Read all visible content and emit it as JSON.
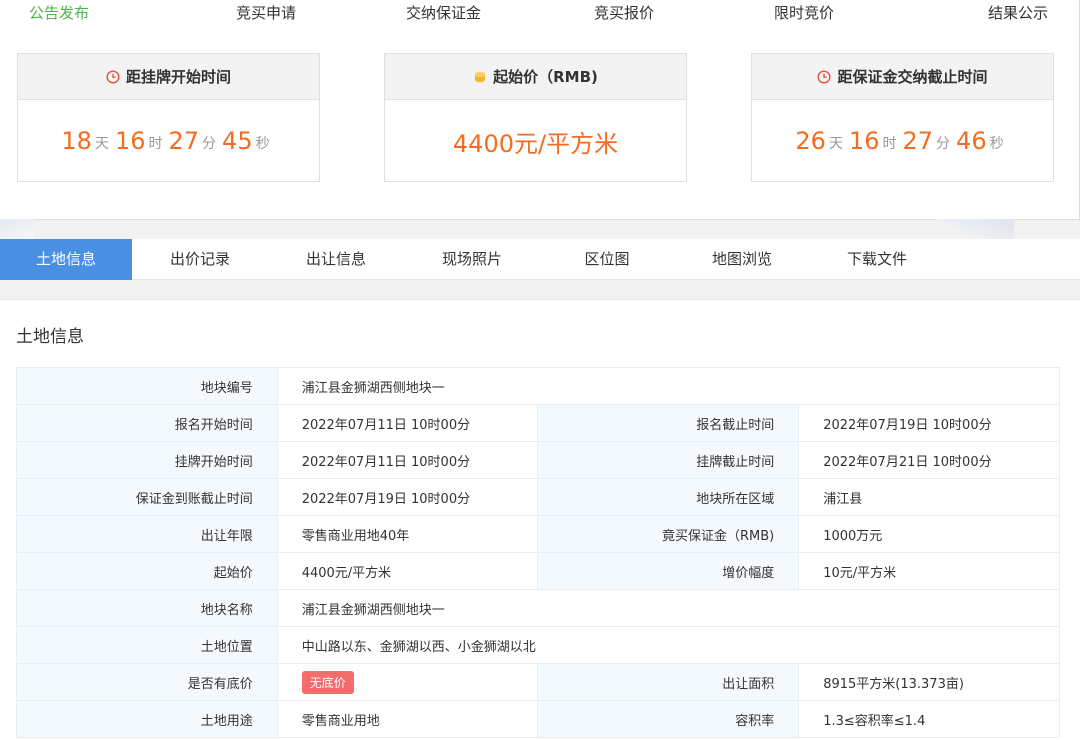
{
  "steps": [
    "公告发布",
    "竞买申请",
    "交纳保证金",
    "竞买报价",
    "限时竞价",
    "结果公示"
  ],
  "active_step": 0,
  "accent_color": "#52b152",
  "countdown_start": {
    "title": "距挂牌开始时间",
    "icon": "clock-icon",
    "days": "18",
    "days_unit": "天",
    "hours": "16",
    "hours_unit": "时",
    "minutes": "27",
    "minutes_unit": "分",
    "seconds": "45",
    "seconds_unit": "秒"
  },
  "start_price": {
    "title": "起始价（RMB)",
    "icon": "coin-icon",
    "value": "4400元/平方米"
  },
  "countdown_deposit": {
    "title": "距保证金交纳截止时间",
    "icon": "clock-icon",
    "days": "26",
    "days_unit": "天",
    "hours": "16",
    "hours_unit": "时",
    "minutes": "27",
    "minutes_unit": "分",
    "seconds": "46",
    "seconds_unit": "秒"
  },
  "tabs": [
    "土地信息",
    "出价记录",
    "出让信息",
    "现场照片",
    "区位图",
    "地图浏览",
    "下载文件"
  ],
  "active_tab": 0,
  "tab_active_color": "#4a90e2",
  "panel_title": "土地信息",
  "rows": [
    {
      "l1": "地块编号",
      "v1": "浦江县金狮湖西侧地块一"
    },
    {
      "l1": "报名开始时间",
      "v1": "2022年07月11日 10时00分",
      "l2": "报名截止时间",
      "v2": "2022年07月19日 10时00分"
    },
    {
      "l1": "挂牌开始时间",
      "v1": "2022年07月11日 10时00分",
      "l2": "挂牌截止时间",
      "v2": "2022年07月21日 10时00分"
    },
    {
      "l1": "保证金到账截止时间",
      "v1": "2022年07月19日 10时00分",
      "l2": "地块所在区域",
      "v2": "浦江县"
    },
    {
      "l1": "出让年限",
      "v1": "零售商业用地40年",
      "l2": "竟买保证金（RMB)",
      "v2": "1000万元"
    },
    {
      "l1": "起始价",
      "v1": "4400元/平方米",
      "l2": "增价幅度",
      "v2": "10元/平方米"
    },
    {
      "l1": "地块名称",
      "v1": "浦江县金狮湖西侧地块一"
    },
    {
      "l1": "土地位置",
      "v1": "中山路以东、金狮湖以西、小金狮湖以北"
    },
    {
      "l1": "是否有底价",
      "v1": "无底价",
      "l2": "出让面积",
      "v2": "8915平方米(13.373亩)"
    },
    {
      "l1": "土地用途",
      "v1": "零售商业用地",
      "l2": "容积率",
      "v2": "1.3≤容积率≤1.4"
    }
  ]
}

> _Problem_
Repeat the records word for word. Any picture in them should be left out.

> _Solution_
Read all visible content and emit it as JSON.
{
  "steps": [
    "公告发布",
    "竞买申请",
    "交纳保证金",
    "竞买报价",
    "限时竞价",
    "结果公示"
  ],
  "active_step": 0,
  "accent_color": "#52b152",
  "countdown_start": {
    "title": "距挂牌开始时间",
    "icon": "clock-icon",
    "days": "18",
    "days_unit": "天",
    "hours": "16",
    "hours_unit": "时",
    "minutes": "27",
    "minutes_unit": "分",
    "seconds": "45",
    "seconds_unit": "秒"
  },
  "start_price": {
    "title": "起始价（RMB)",
    "icon": "coin-icon",
    "value": "4400元/平方米"
  },
  "countdown_deposit": {
    "title": "距保证金交纳截止时间",
    "icon": "clock-icon",
    "days": "26",
    "days_unit": "天",
    "hours": "16",
    "hours_unit": "时",
    "minutes": "27",
    "minutes_unit": "分",
    "seconds": "46",
    "seconds_unit": "秒"
  },
  "tabs": [
    "土地信息",
    "出价记录",
    "出让信息",
    "现场照片",
    "区位图",
    "地图浏览",
    "下载文件"
  ],
  "active_tab": 0,
  "tab_active_color": "#4a90e2",
  "panel_title": "土地信息",
  "rows": [
    {
      "l1": "地块编号",
      "v1": "浦江县金狮湖西侧地块一"
    },
    {
      "l1": "报名开始时间",
      "v1": "2022年07月11日 10时00分",
      "l2": "报名截止时间",
      "v2": "2022年07月19日 10时00分"
    },
    {
      "l1": "挂牌开始时间",
      "v1": "2022年07月11日 10时00分",
      "l2": "挂牌截止时间",
      "v2": "2022年07月21日 10时00分"
    },
    {
      "l1": "保证金到账截止时间",
      "v1": "2022年07月19日 10时00分",
      "l2": "地块所在区域",
      "v2": "浦江县"
    },
    {
      "l1": "出让年限",
      "v1": "零售商业用地40年",
      "l2": "竟买保证金（RMB)",
      "v2": "1000万元"
    },
    {
      "l1": "起始价",
      "v1": "4400元/平方米",
      "l2": "增价幅度",
      "v2": "10元/平方米"
    },
    {
      "l1": "地块名称",
      "v1": "浦江县金狮湖西侧地块一"
    },
    {
      "l1": "土地位置",
      "v1": "中山路以东、金狮湖以西、小金狮湖以北"
    },
    {
      "l1": "是否有底价",
      "v1": "无底价",
      "l2": "出让面积",
      "v2": "8915平方米(13.373亩)"
    },
    {
      "l1": "土地用途",
      "v1": "零售商业用地",
      "l2": "容积率",
      "v2": "1.3≤容积率≤1.4"
    }
  ]
}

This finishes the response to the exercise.